> WORK ITEM:
Once the pictures are set aside, output all the records exactly.

> RECORDS TO PROCESS:
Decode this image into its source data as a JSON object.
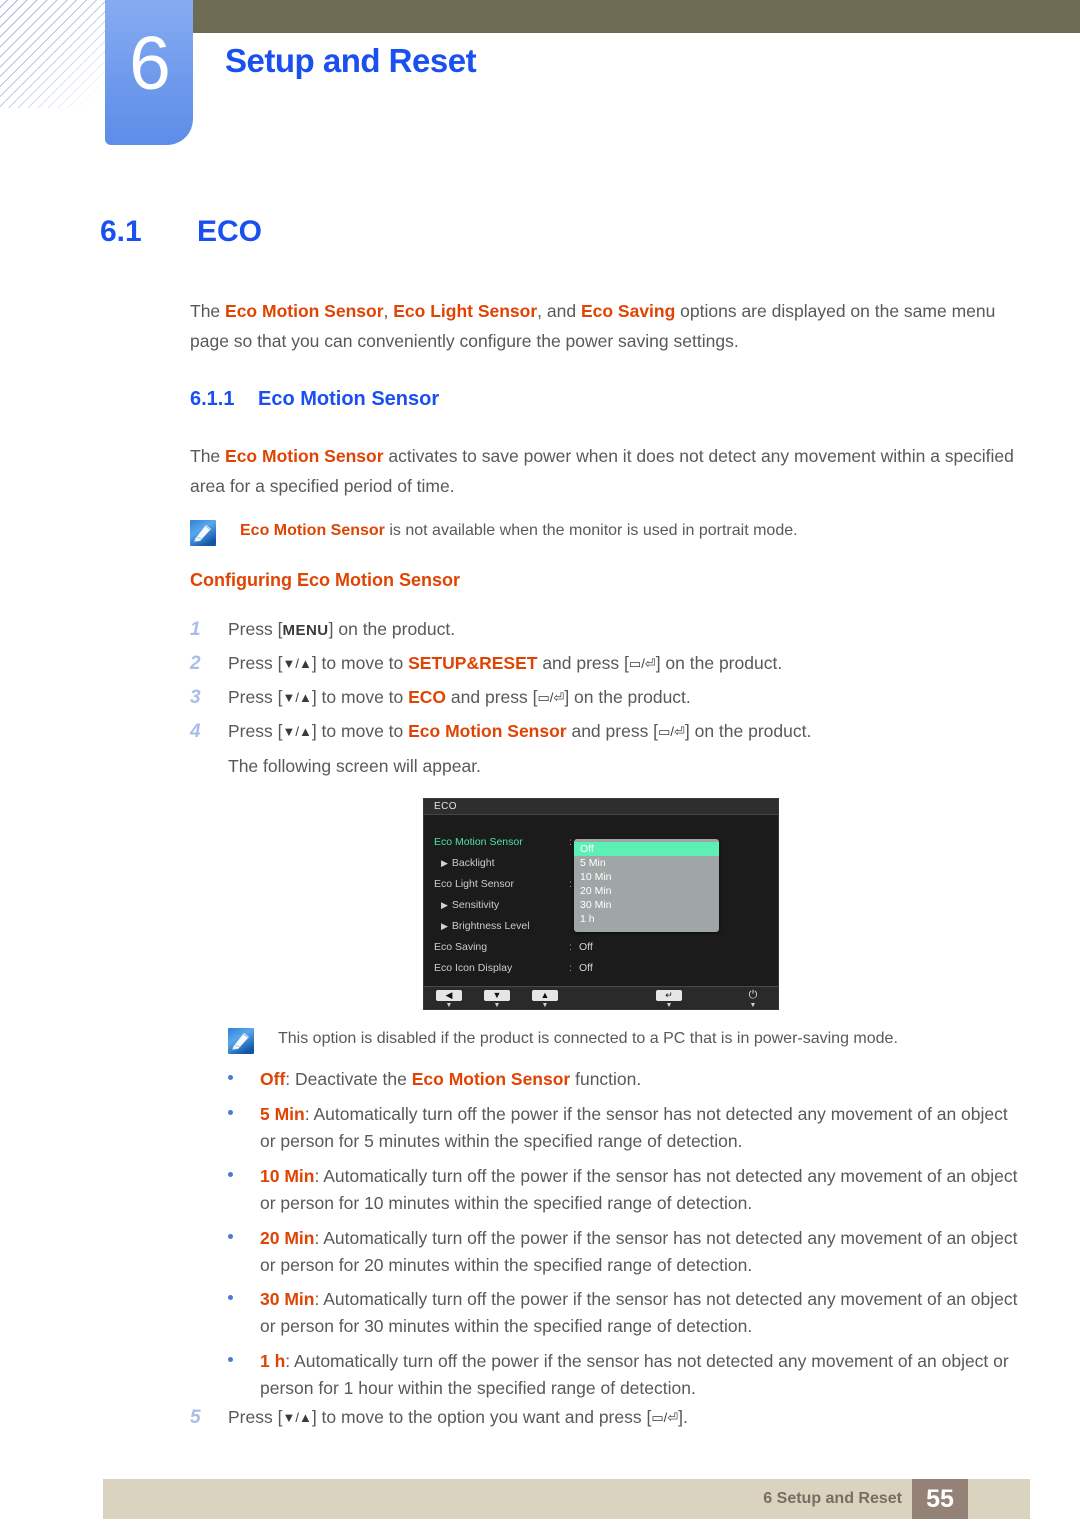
{
  "header": {
    "chapter_number": "6",
    "chapter_title": "Setup and Reset"
  },
  "section": {
    "number": "6.1",
    "title": "ECO",
    "intro": {
      "p1_a": "The ",
      "p1_k1": "Eco Motion Sensor",
      "p1_b": ", ",
      "p1_k2": "Eco Light Sensor",
      "p1_c": ", and ",
      "p1_k3": "Eco Saving",
      "p1_d": " options are displayed on the same menu page so that you can conveniently configure the power saving settings."
    }
  },
  "subsection": {
    "number": "6.1.1",
    "title": "Eco Motion Sensor",
    "paragraph": {
      "a": "The ",
      "k": "Eco Motion Sensor",
      "b": " activates to save power when it does not detect any movement within a specified area for a specified period of time."
    },
    "note1": {
      "icon": "note-pencil-icon",
      "k": "Eco Motion Sensor",
      "text": " is not available when the monitor is used in portrait mode."
    },
    "configuring_heading": "Configuring Eco Motion Sensor"
  },
  "steps": [
    {
      "num": "1",
      "parts": [
        {
          "t": "text",
          "v": "Press ["
        },
        {
          "t": "key",
          "v": "MENU"
        },
        {
          "t": "text",
          "v": "] on the product."
        }
      ]
    },
    {
      "num": "2",
      "parts": [
        {
          "t": "text",
          "v": "Press ["
        },
        {
          "t": "glyph",
          "v": "▼/▲"
        },
        {
          "t": "text",
          "v": "] to move to "
        },
        {
          "t": "kw",
          "v": "SETUP&RESET"
        },
        {
          "t": "text",
          "v": " and press ["
        },
        {
          "t": "glyph",
          "v": "▭/⏎"
        },
        {
          "t": "text",
          "v": "] on the product."
        }
      ]
    },
    {
      "num": "3",
      "parts": [
        {
          "t": "text",
          "v": "Press ["
        },
        {
          "t": "glyph",
          "v": "▼/▲"
        },
        {
          "t": "text",
          "v": "] to move to "
        },
        {
          "t": "kw",
          "v": "ECO"
        },
        {
          "t": "text",
          "v": " and press ["
        },
        {
          "t": "glyph",
          "v": "▭/⏎"
        },
        {
          "t": "text",
          "v": "] on the product."
        }
      ]
    },
    {
      "num": "4",
      "parts": [
        {
          "t": "text",
          "v": "Press ["
        },
        {
          "t": "glyph",
          "v": "▼/▲"
        },
        {
          "t": "text",
          "v": "] to move to "
        },
        {
          "t": "kw",
          "v": "Eco Motion Sensor"
        },
        {
          "t": "text",
          "v": " and press ["
        },
        {
          "t": "glyph",
          "v": "▭/⏎"
        },
        {
          "t": "text",
          "v": "] on the product."
        }
      ],
      "followup": "The following screen will appear."
    },
    {
      "num": "5",
      "parts": [
        {
          "t": "text",
          "v": "Press ["
        },
        {
          "t": "glyph",
          "v": "▼/▲"
        },
        {
          "t": "text",
          "v": "] to move to the option you want and press ["
        },
        {
          "t": "glyph",
          "v": "▭/⏎"
        },
        {
          "t": "text",
          "v": "]."
        }
      ]
    }
  ],
  "osd": {
    "title": "ECO",
    "rows": [
      {
        "label": "Eco Motion Sensor",
        "colon": ":",
        "value": "",
        "selected": true,
        "sub": false
      },
      {
        "label": "Backlight",
        "colon": "",
        "value": "",
        "selected": false,
        "sub": true
      },
      {
        "label": "Eco Light Sensor",
        "colon": ":",
        "value": "",
        "selected": false,
        "sub": false
      },
      {
        "label": "Sensitivity",
        "colon": ":",
        "value": "",
        "selected": false,
        "sub": true
      },
      {
        "label": "Brightness Level",
        "colon": "",
        "value": "",
        "selected": false,
        "sub": true
      },
      {
        "label": "Eco Saving",
        "colon": ":",
        "value": "Off",
        "selected": false,
        "sub": false
      },
      {
        "label": "Eco Icon Display",
        "colon": ":",
        "value": "Off",
        "selected": false,
        "sub": false
      }
    ],
    "dropdown": {
      "options": [
        "Off",
        "5 Min",
        "10 Min",
        "20 Min",
        "30 Min",
        "1 h"
      ],
      "selected": "Off"
    },
    "buttons": [
      {
        "name": "left-arrow",
        "glyph": "◀"
      },
      {
        "name": "down-arrow",
        "glyph": "▼"
      },
      {
        "name": "up-arrow",
        "glyph": "▲"
      },
      {
        "name": "enter",
        "glyph": "↵"
      },
      {
        "name": "power",
        "glyph": "⏻"
      }
    ],
    "colors": {
      "highlight": "#5df0b4",
      "selected_label": "#4ee2a3",
      "background": "#1b1b1b",
      "dropdown_bg": "#9fa6a5"
    }
  },
  "note2": {
    "icon": "note-pencil-icon",
    "text": "This option is disabled if the product is connected to a PC that is in power-saving mode."
  },
  "bullets": [
    {
      "term": "Off",
      "body_a": ": Deactivate the ",
      "body_k": "Eco Motion Sensor",
      "body_b": " function."
    },
    {
      "term": "5 Min",
      "body_a": ": Automatically turn off the power if the sensor has not detected any movement of an object or person for 5 minutes within the specified range of detection.",
      "body_k": "",
      "body_b": ""
    },
    {
      "term": "10 Min",
      "body_a": ": Automatically turn off the power if the sensor has not detected any movement of an object or person for 10 minutes within the specified range of detection.",
      "body_k": "",
      "body_b": ""
    },
    {
      "term": "20 Min",
      "body_a": ": Automatically turn off the power if the sensor has not detected any movement of an object or person for 20 minutes within the specified range of detection.",
      "body_k": "",
      "body_b": ""
    },
    {
      "term": "30 Min",
      "body_a": ": Automatically turn off the power if the sensor has not detected any movement of an object or person for 30 minutes within the specified range of detection.",
      "body_k": "",
      "body_b": ""
    },
    {
      "term": "1 h",
      "body_a": ": Automatically turn off the power if the sensor has not detected any movement of an object or person for 1 hour within the specified range of detection.",
      "body_k": "",
      "body_b": ""
    }
  ],
  "footer": {
    "text": "6 Setup and Reset",
    "page": "55"
  },
  "colors": {
    "heading_blue": "#1a4ff0",
    "keyword_orange": "#e04403",
    "olive_bar": "#6e6b55",
    "tab_blue": "#6d99ec",
    "footer_bar": "#d9d3c0",
    "footer_page_box": "#938275"
  }
}
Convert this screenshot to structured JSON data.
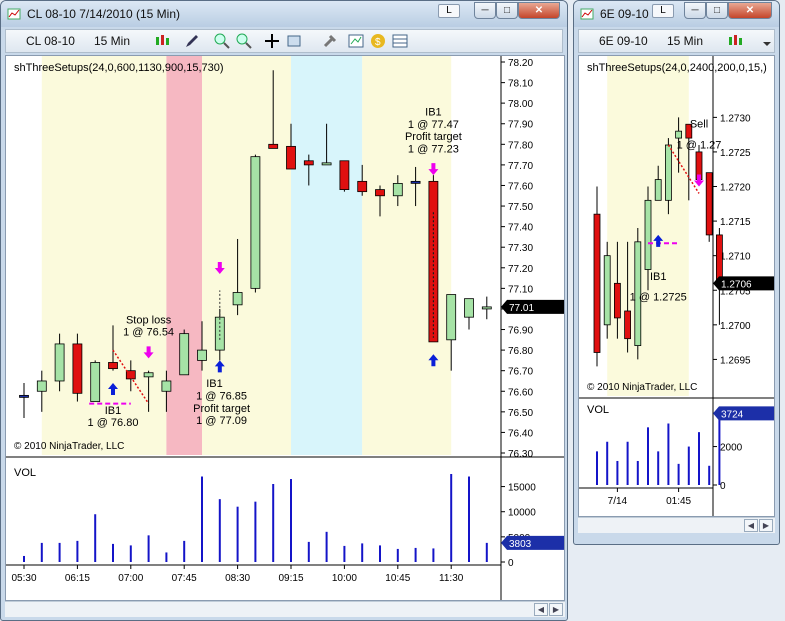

> FINISHED TASK:
Decode this image into its source data as a JSON object.
{
  "header": {
    "chapter_number": "6",
    "chapter_title": "Setup and Reset"
  },
  "section": {
    "number": "6.1",
    "title": "ECO",
    "intro": {
      "p1_a": "The ",
      "p1_k1": "Eco Motion Sensor",
      "p1_b": ", ",
      "p1_k2": "Eco Light Sensor",
      "p1_c": ", and ",
      "p1_k3": "Eco Saving",
      "p1_d": " options are displayed on the same menu page so that you can conveniently configure the power saving settings."
    }
  },
  "subsection": {
    "number": "6.1.1",
    "title": "Eco Motion Sensor",
    "paragraph": {
      "a": "The ",
      "k": "Eco Motion Sensor",
      "b": " activates to save power when it does not detect any movement within a specified area for a specified period of time."
    },
    "note1": {
      "icon": "note-pencil-icon",
      "k": "Eco Motion Sensor",
      "text": " is not available when the monitor is used in portrait mode."
    },
    "configuring_heading": "Configuring Eco Motion Sensor"
  },
  "steps": [
    {
      "num": "1",
      "parts": [
        {
          "t": "text",
          "v": "Press ["
        },
        {
          "t": "key",
          "v": "MENU"
        },
        {
          "t": "text",
          "v": "] on the product."
        }
      ]
    },
    {
      "num": "2",
      "parts": [
        {
          "t": "text",
          "v": "Press ["
        },
        {
          "t": "glyph",
          "v": "▼/▲"
        },
        {
          "t": "text",
          "v": "] to move to "
        },
        {
          "t": "kw",
          "v": "SETUP&RESET"
        },
        {
          "t": "text",
          "v": " and press ["
        },
        {
          "t": "glyph",
          "v": "▭/⏎"
        },
        {
          "t": "text",
          "v": "] on the product."
        }
      ]
    },
    {
      "num": "3",
      "parts": [
        {
          "t": "text",
          "v": "Press ["
        },
        {
          "t": "glyph",
          "v": "▼/▲"
        },
        {
          "t": "text",
          "v": "] to move to "
        },
        {
          "t": "kw",
          "v": "ECO"
        },
        {
          "t": "text",
          "v": " and press ["
        },
        {
          "t": "glyph",
          "v": "▭/⏎"
        },
        {
          "t": "text",
          "v": "] on the product."
        }
      ]
    },
    {
      "num": "4",
      "parts": [
        {
          "t": "text",
          "v": "Press ["
        },
        {
          "t": "glyph",
          "v": "▼/▲"
        },
        {
          "t": "text",
          "v": "] to move to "
        },
        {
          "t": "kw",
          "v": "Eco Motion Sensor"
        },
        {
          "t": "text",
          "v": " and press ["
        },
        {
          "t": "glyph",
          "v": "▭/⏎"
        },
        {
          "t": "text",
          "v": "] on the product."
        }
      ],
      "followup": "The following screen will appear."
    },
    {
      "num": "5",
      "parts": [
        {
          "t": "text",
          "v": "Press ["
        },
        {
          "t": "glyph",
          "v": "▼/▲"
        },
        {
          "t": "text",
          "v": "] to move to the option you want and press ["
        },
        {
          "t": "glyph",
          "v": "▭/⏎"
        },
        {
          "t": "text",
          "v": "]."
        }
      ]
    }
  ],
  "osd": {
    "title": "ECO",
    "rows": [
      {
        "label": "Eco Motion Sensor",
        "colon": ":",
        "value": "",
        "selected": true,
        "sub": false
      },
      {
        "label": "Backlight",
        "colon": "",
        "value": "",
        "selected": false,
        "sub": true
      },
      {
        "label": "Eco Light Sensor",
        "colon": ":",
        "value": "",
        "selected": false,
        "sub": false
      },
      {
        "label": "Sensitivity",
        "colon": ":",
        "value": "",
        "selected": false,
        "sub": true
      },
      {
        "label": "Brightness Level",
        "colon": "",
        "value": "",
        "selected": false,
        "sub": true
      },
      {
        "label": "Eco Saving",
        "colon": ":",
        "value": "Off",
        "selected": false,
        "sub": false
      },
      {
        "label": "Eco Icon Display",
        "colon": ":",
        "value": "Off",
        "selected": false,
        "sub": false
      }
    ],
    "dropdown": {
      "options": [
        "Off",
        "5 Min",
        "10 Min",
        "20 Min",
        "30 Min",
        "1 h"
      ],
      "selected": "Off"
    },
    "buttons": [
      {
        "name": "left-arrow",
        "glyph": "◀"
      },
      {
        "name": "down-arrow",
        "glyph": "▼"
      },
      {
        "name": "up-arrow",
        "glyph": "▲"
      },
      {
        "name": "enter",
        "glyph": "↵"
      },
      {
        "name": "power",
        "glyph": "⏻"
      }
    ],
    "colors": {
      "highlight": "#5df0b4",
      "selected_label": "#4ee2a3",
      "background": "#1b1b1b",
      "dropdown_bg": "#9fa6a5"
    }
  },
  "note2": {
    "icon": "note-pencil-icon",
    "text": "This option is disabled if the product is connected to a PC that is in power-saving mode."
  },
  "bullets": [
    {
      "term": "Off",
      "body_a": ": Deactivate the ",
      "body_k": "Eco Motion Sensor",
      "body_b": " function."
    },
    {
      "term": "5 Min",
      "body_a": ": Automatically turn off the power if the sensor has not detected any movement of an object or person for 5 minutes within the specified range of detection.",
      "body_k": "",
      "body_b": ""
    },
    {
      "term": "10 Min",
      "body_a": ": Automatically turn off the power if the sensor has not detected any movement of an object or person for 10 minutes within the specified range of detection.",
      "body_k": "",
      "body_b": ""
    },
    {
      "term": "20 Min",
      "body_a": ": Automatically turn off the power if the sensor has not detected any movement of an object or person for 20 minutes within the specified range of detection.",
      "body_k": "",
      "body_b": ""
    },
    {
      "term": "30 Min",
      "body_a": ": Automatically turn off the power if the sensor has not detected any movement of an object or person for 30 minutes within the specified range of detection.",
      "body_k": "",
      "body_b": ""
    },
    {
      "term": "1 h",
      "body_a": ": Automatically turn off the power if the sensor has not detected any movement of an object or person for 1 hour within the specified range of detection.",
      "body_k": "",
      "body_b": ""
    }
  ],
  "footer": {
    "text": "6 Setup and Reset",
    "page": "55"
  },
  "colors": {
    "heading_blue": "#1a4ff0",
    "keyword_orange": "#e04403",
    "olive_bar": "#6e6b55",
    "tab_blue": "#6d99ec",
    "footer_bar": "#d9d3c0",
    "footer_page_box": "#938275"
  }
}
Convert this screenshot to structured JSON data.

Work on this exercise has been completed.